Fig.3 plots the THD+noise percentage in the Simaudio's output against power into 8, 4, and 2 ohms. The downward slope of the traces below a few tens of watts suggests that the measured percentage is dominated by noise at low powers; the gentle rise in the percentage with increasing power once the actual distortion appears suggests that only a modest amount of global negative feedback is used. The amplifier exceeds its specified output power of 175Wpc (22.43dBW) into 8 ohms, delivering 190Wpc (22.8dBW) at clipping (defined as 1% THD+N), but with both channels driven it falls slightly short of the specified 350Wpc into 4 ohms, clipping at 305Wpc (21.8dBW). Running at this power level for more a couple of seconds blew the 6A rear-panel fuse. With one channel driven, the Moon 700i clipped at 590W into 2 ohms (21.7dBW).
Fig.3 Simaudio Moon Evolution 700i, distortion (%) vs 1kHz continuous output power into (from bottom to top at 10W): 8, 4, 2 ohms.
I plotted how the THD+N percentage varied with frequency (fig.4) at a high enough output voltage, 20V, to be sure I was measuring distortion rather than noise. The right channel (red and magenta traces) is not quite as linear as the left. More important, while the THD rises only a little when the load impedance is halved, there is a considerably greater rise in the top two audio octaves. This is presumably due to the circuit's relatively limited open-loop bandwidth not allowing the negative-feedback loop to operate with full efficiency above 3kHz or so. Fortunately, this behavior is mitigated by the low level of distortion and the fact that it consists primarily of the subjectively innocuous second and third harmonics (figs. 5 and 6). Fig.6 also reveals that, even at very high power, the power-supplyrelated components at 60 and 120Hz are both well suppressed.
Fig.4 Simaudio Moon Evolution 700i, THD+N (%) vs frequency at 20V into: 8 ohms (left channel blue, right red), 4 ohms (left cyan, right magenta), 2 ohms (green).
Fig.5 Simaudio Moon Evolution 700i, 1kHz waveform at 12W into 8 ohms (top), 0.0075% THD+N; distortion and noise waveform with fundamental notched out (bottom, not to scale).
Fig.6 Simaudio Moon Evolution 700i, spectrum of 50Hz sinewave, DC1kHz, at 200Wpc into 4 ohms (linear frequency scale).

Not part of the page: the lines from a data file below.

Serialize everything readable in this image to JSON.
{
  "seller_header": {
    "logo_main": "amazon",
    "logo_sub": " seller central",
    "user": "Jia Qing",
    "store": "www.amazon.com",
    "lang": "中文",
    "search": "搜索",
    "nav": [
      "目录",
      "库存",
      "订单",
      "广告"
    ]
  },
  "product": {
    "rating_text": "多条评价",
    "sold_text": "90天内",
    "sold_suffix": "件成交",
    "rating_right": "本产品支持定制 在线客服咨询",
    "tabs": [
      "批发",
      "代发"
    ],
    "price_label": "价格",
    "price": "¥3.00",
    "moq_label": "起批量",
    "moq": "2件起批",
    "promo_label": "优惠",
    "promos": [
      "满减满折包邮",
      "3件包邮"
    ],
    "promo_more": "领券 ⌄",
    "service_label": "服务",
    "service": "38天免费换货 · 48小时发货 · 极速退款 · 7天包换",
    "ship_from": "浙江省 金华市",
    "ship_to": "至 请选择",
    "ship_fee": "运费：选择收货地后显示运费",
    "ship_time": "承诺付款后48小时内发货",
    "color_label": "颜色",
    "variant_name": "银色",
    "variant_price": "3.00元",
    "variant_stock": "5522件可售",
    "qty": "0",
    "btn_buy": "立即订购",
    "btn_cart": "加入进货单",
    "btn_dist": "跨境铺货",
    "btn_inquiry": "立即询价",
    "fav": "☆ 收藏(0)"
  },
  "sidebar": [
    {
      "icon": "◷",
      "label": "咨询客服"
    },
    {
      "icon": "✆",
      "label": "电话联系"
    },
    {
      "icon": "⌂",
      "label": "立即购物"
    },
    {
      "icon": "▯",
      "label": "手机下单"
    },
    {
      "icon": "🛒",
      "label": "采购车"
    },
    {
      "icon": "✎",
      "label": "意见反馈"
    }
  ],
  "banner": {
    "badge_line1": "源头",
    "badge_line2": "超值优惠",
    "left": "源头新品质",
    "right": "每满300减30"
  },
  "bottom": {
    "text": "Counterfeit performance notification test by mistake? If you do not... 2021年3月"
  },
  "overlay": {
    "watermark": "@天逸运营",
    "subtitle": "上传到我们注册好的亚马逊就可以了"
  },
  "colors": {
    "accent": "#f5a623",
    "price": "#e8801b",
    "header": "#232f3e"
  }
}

Finally, the circuit's decreasing linearity in the top octaves results in a regular series of intermodulation products when the 700i is asked to drive an equal mix of 19 and 20kHz tones at a level just below visible waveform clipping on an oscilloscope (fig.7). Even at this high power, however, the lowest-order products, at 1, 18, and 21kHz, all lie at 74dB (0.02%), with the higher-order products lower in level. This behavior was not appreciably different into lower impedances.
Fig.7 Simaudio Moon Evolution 700i, HF intermodulation spectrum, DC24kHz, 19+20kHz at 100W peak into 8 ohms (linear frequency scale).
Other than its behavior with the high-frequency intermodulation test, the Simaudio Moon 700i offered respectable measured performance.John Atkinson